■ **What is required**
Every line of the material below that holds the string "label" should be copied.

■ **Records supplied**
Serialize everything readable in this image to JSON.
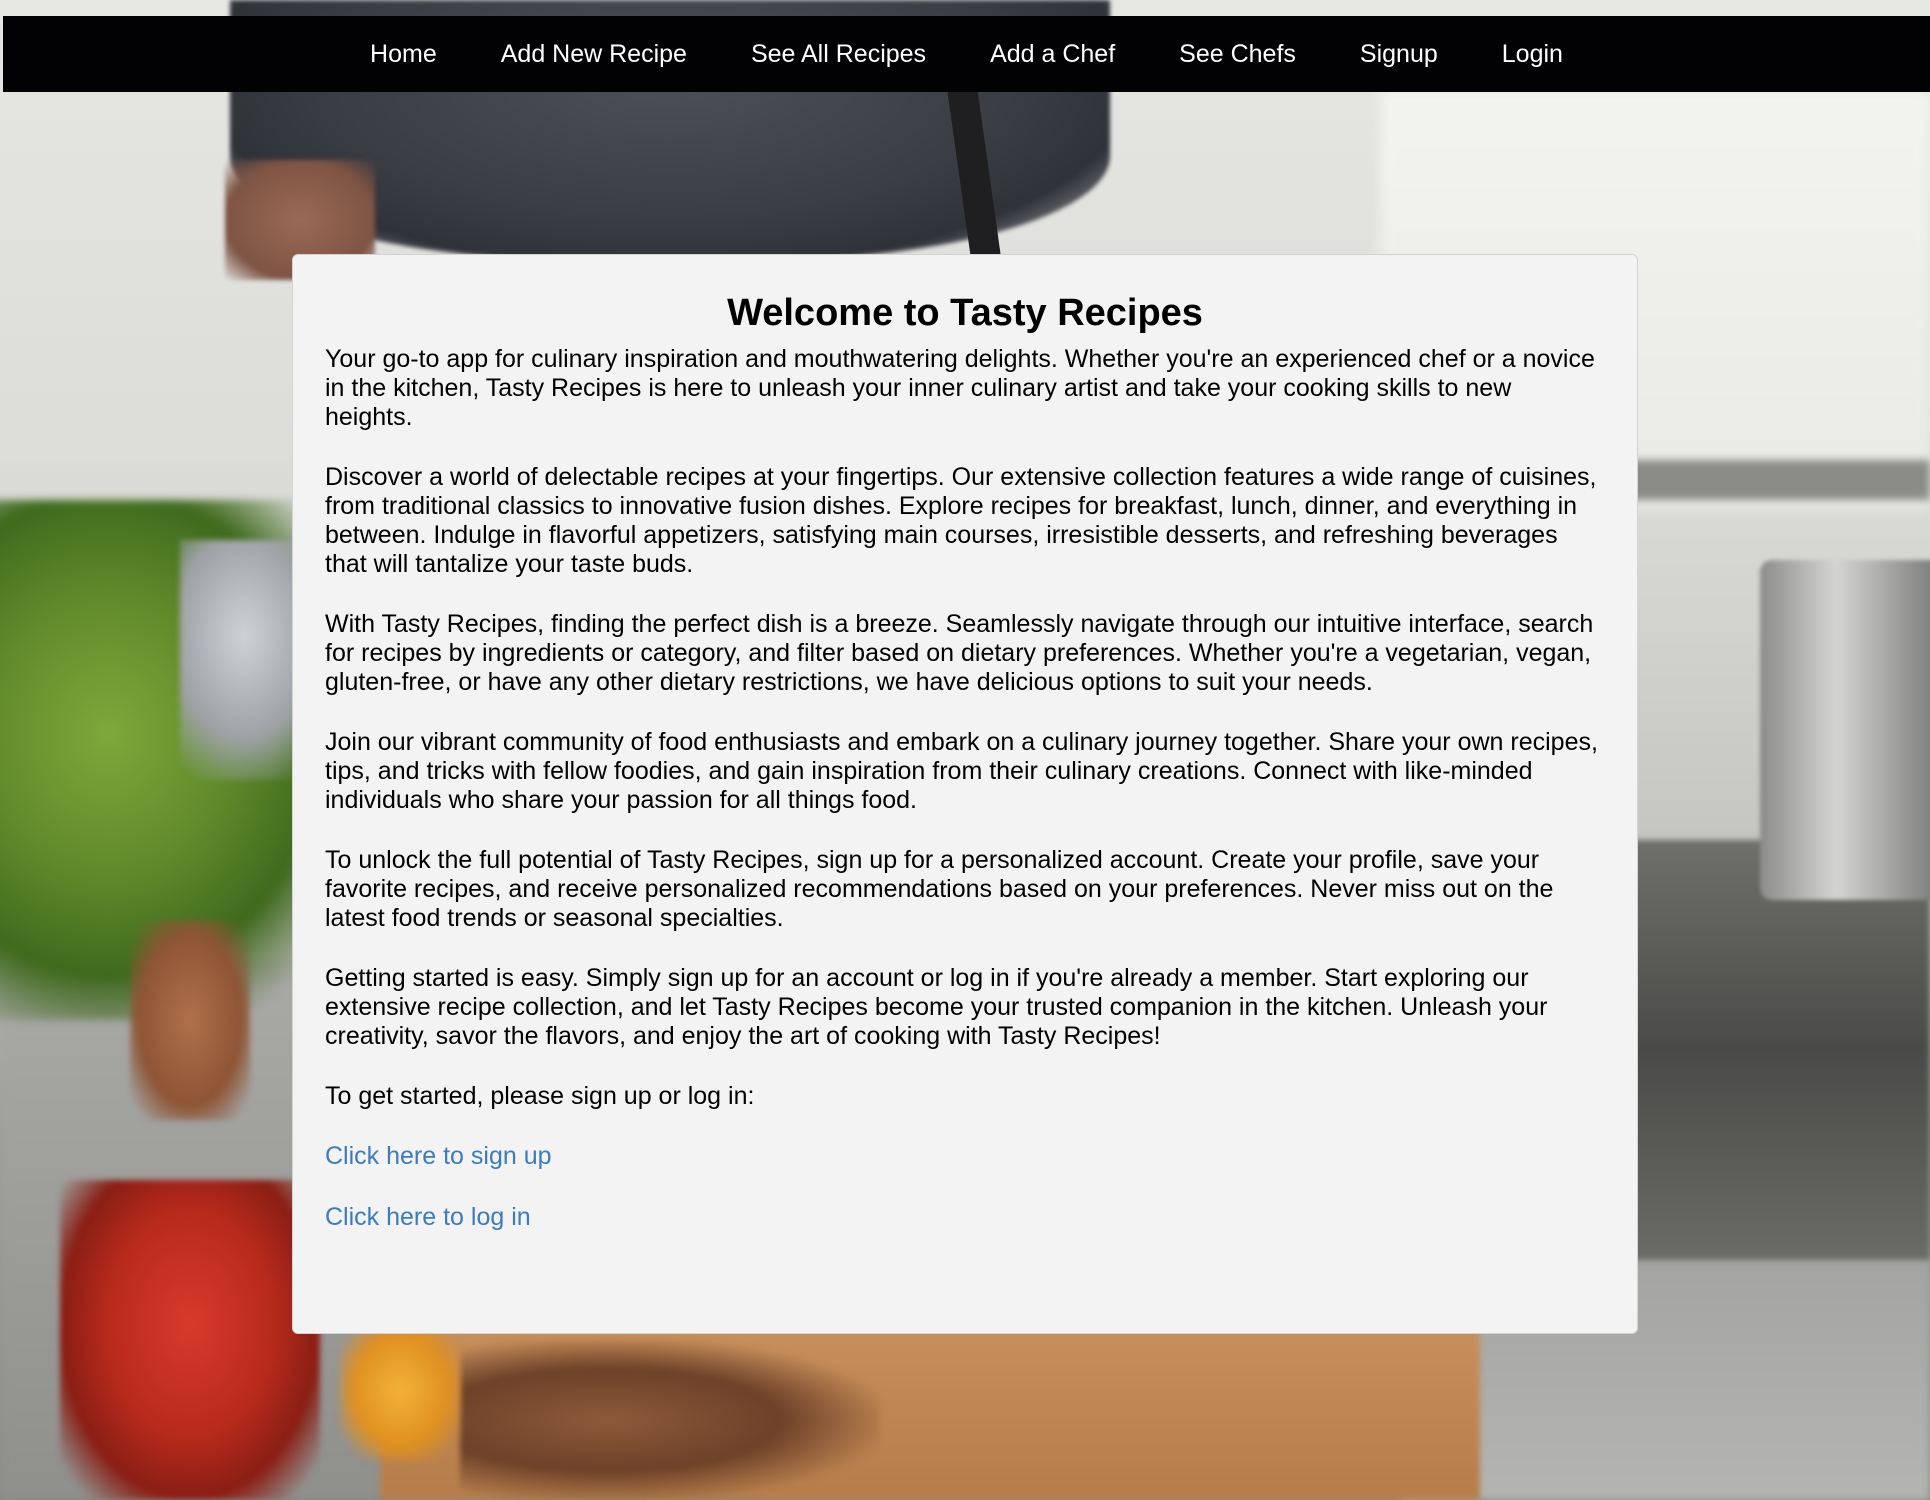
{
  "nav": {
    "items": [
      {
        "label": "Home"
      },
      {
        "label": "Add New Recipe"
      },
      {
        "label": "See All Recipes"
      },
      {
        "label": "Add a Chef"
      },
      {
        "label": "See Chefs"
      },
      {
        "label": "Signup"
      },
      {
        "label": "Login"
      }
    ]
  },
  "main": {
    "title": "Welcome to Tasty Recipes",
    "paragraphs": [
      "Your go-to app for culinary inspiration and mouthwatering delights. Whether you're an experienced chef or a novice in the kitchen, Tasty Recipes is here to unleash your inner culinary artist and take your cooking skills to new heights.",
      "Discover a world of delectable recipes at your fingertips. Our extensive collection features a wide range of cuisines, from traditional classics to innovative fusion dishes. Explore recipes for breakfast, lunch, dinner, and everything in between. Indulge in flavorful appetizers, satisfying main courses, irresistible desserts, and refreshing beverages that will tantalize your taste buds.",
      "With Tasty Recipes, finding the perfect dish is a breeze. Seamlessly navigate through our intuitive interface, search for recipes by ingredients or category, and filter based on dietary preferences. Whether you're a vegetarian, vegan, gluten-free, or have any other dietary restrictions, we have delicious options to suit your needs.",
      "Join our vibrant community of food enthusiasts and embark on a culinary journey together. Share your own recipes, tips, and tricks with fellow foodies, and gain inspiration from their culinary creations. Connect with like-minded individuals who share your passion for all things food.",
      "To unlock the full potential of Tasty Recipes, sign up for a personalized account. Create your profile, save your favorite recipes, and receive personalized recommendations based on your preferences. Never miss out on the latest food trends or seasonal specialties.",
      "Getting started is easy. Simply sign up for an account or log in if you're already a member. Start exploring our extensive recipe collection, and let Tasty Recipes become your trusted companion in the kitchen. Unleash your creativity, savor the flavors, and enjoy the art of cooking with Tasty Recipes!",
      "To get started, please sign up or log in:"
    ],
    "links": {
      "signup": "Click here to sign up",
      "login": "Click here to log in"
    }
  },
  "colors": {
    "navbar_bg": "#020204",
    "card_bg": "#f3f3f3",
    "link": "#3a7cbf"
  }
}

■ **Answer space**
        "label": "Home"
        "label": "Add New Recipe"
        "label": "See All Recipes"
        "label": "Add a Chef"
        "label": "See Chefs"
        "label": "Signup"
        "label": "Login"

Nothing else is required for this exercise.